I don’t worry about my handwriting. As long as it is legible, that’s all that matters. I cross out, insert, and don’t worry if I am not writing on the lines. It is my journal, and no one else needs to see it.


Advantages of a Handwritten Journal

Now, you are probably wondering why, with all the digital organizers out there, anyone would resort to handwritten notes? I do so for two reasons:

  1. It is much faster to scribble something down on the pad next to my computer or flip through the pages when I am in middle of writing than it is to open a new document, save it, and then find it again.
  2. At the end of December I can look back and have a cohesive picture of my writing year. I can see my struggles and my successes. From there I can easily transfer any important information or knowledge to my computer files or use it to plan my next year’s writing. To make it easy, I often just take a photograph of an important page or drawing and save that as a jpg file.

Learn more

Find more more about my journaling see: Zara West’s Writing Journal

I also offer Bullet Journal Workshops for Readers and Writers. I do not have one currently scheduled, but if you are interested, contact me and I can set one up. For an individual, the cost is $15 for a two-week totally online workshop. You will learn how to set up and organize your journal and make it uniquely your own.
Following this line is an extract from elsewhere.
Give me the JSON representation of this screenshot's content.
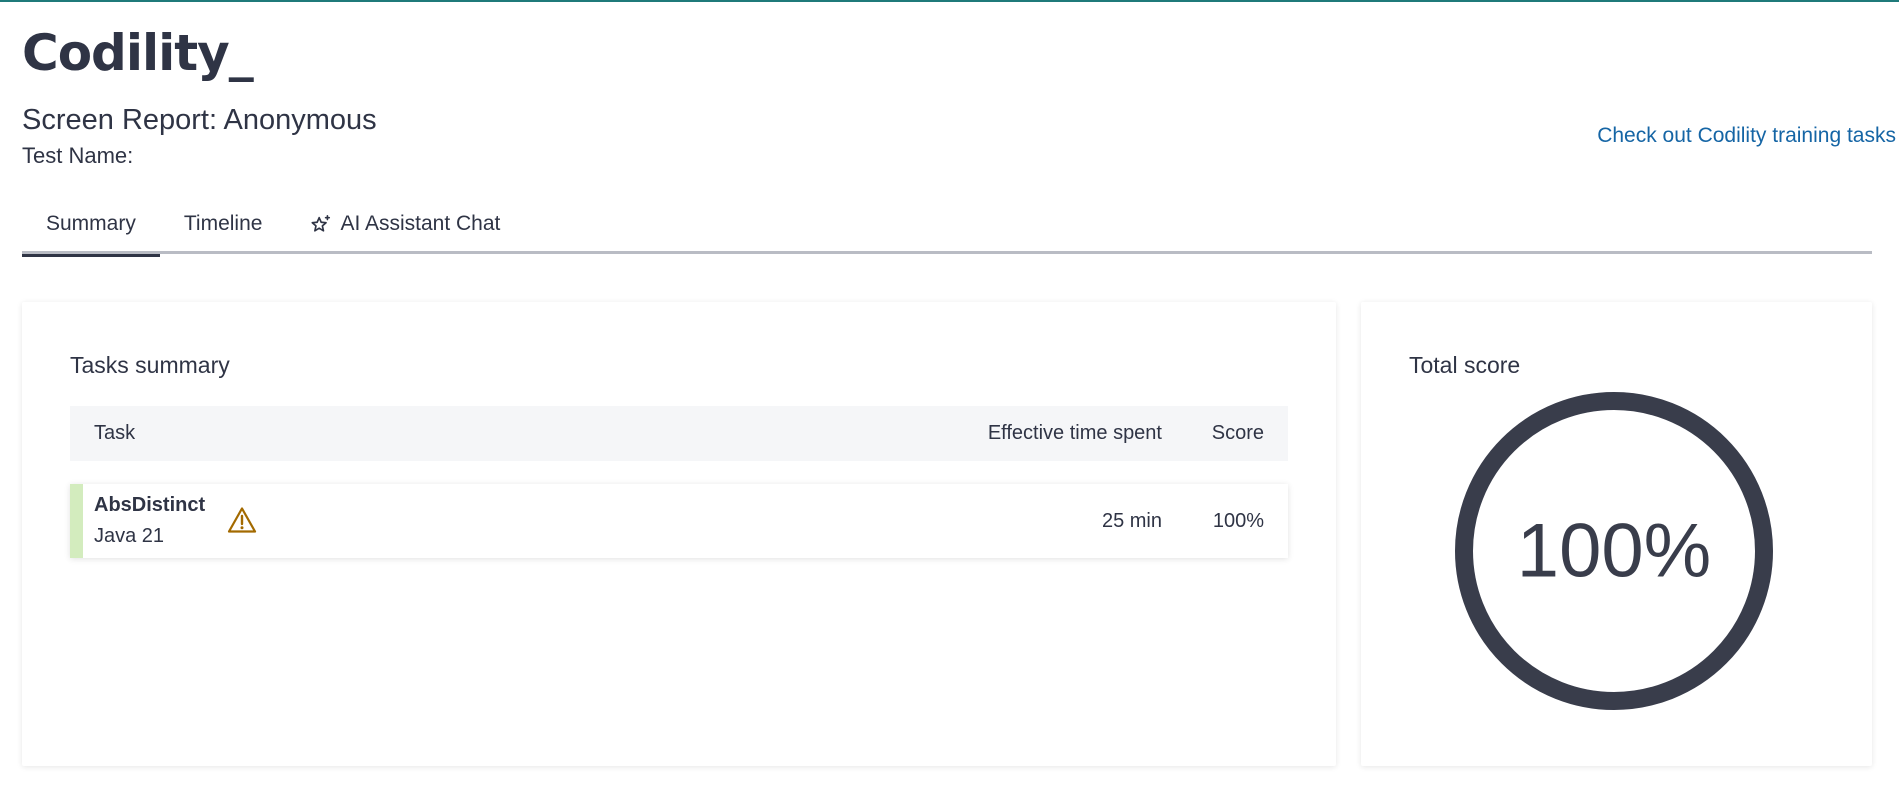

Do you keep a journal? Is it handwritten or digital?

Do you have any tips for keeping a journal?

I love to hear from my readers and fellow writers.

NaNoWri starts Tomorrow and I Can’t Wait.

Ready. Set. Go.

Got my plot. Got my characters. Got my GMC outline. Got my alarm set. Everything appears ready for me to dive in and write my first 2000 words (Technically you need to write 1533 a day, but I aim for 2000 words a day – that way I get ahead a bit for the days I can’t write for some reason or other.)

Problem is I also have a dentist appointment, a sister visiting from Scotland, the last broccoli and chard to harvest from the garden, and pizza night with the whole family. Not to mention constant interruptions from children, husband, and telephones. I don’t want to hear one more political robot, please!

See that’s one of the problems with being a writer. You do everything to get into the flow and then BAM something happens to break the flow and if you haven’t reached your word total, you’re cooked. Or at least I am.

Here are somethings I do to get back into the flow.

  1. Do a 1 mile walk, either outside or inside (I use Walk at Home with Leslie Samsome). As I walk I start to think myself back into the story.
  2. I type some gibberish until the flow starts up. It’s a fast draft. Pleanty will be cut before it’s done.
  3. I reread the last paragraph I wrote (no more than that or I get into edit mode)
  4. I reread my outline – especially the dilemma.
  5. I do a journal entry in the POV character’s voice about what they think should happen next.
  6. I give up and promise to write more words the next day by getting up earlier.

Anyone have any other suggestions on how deal with interruptions while fast drafting?

Leave a comment or two!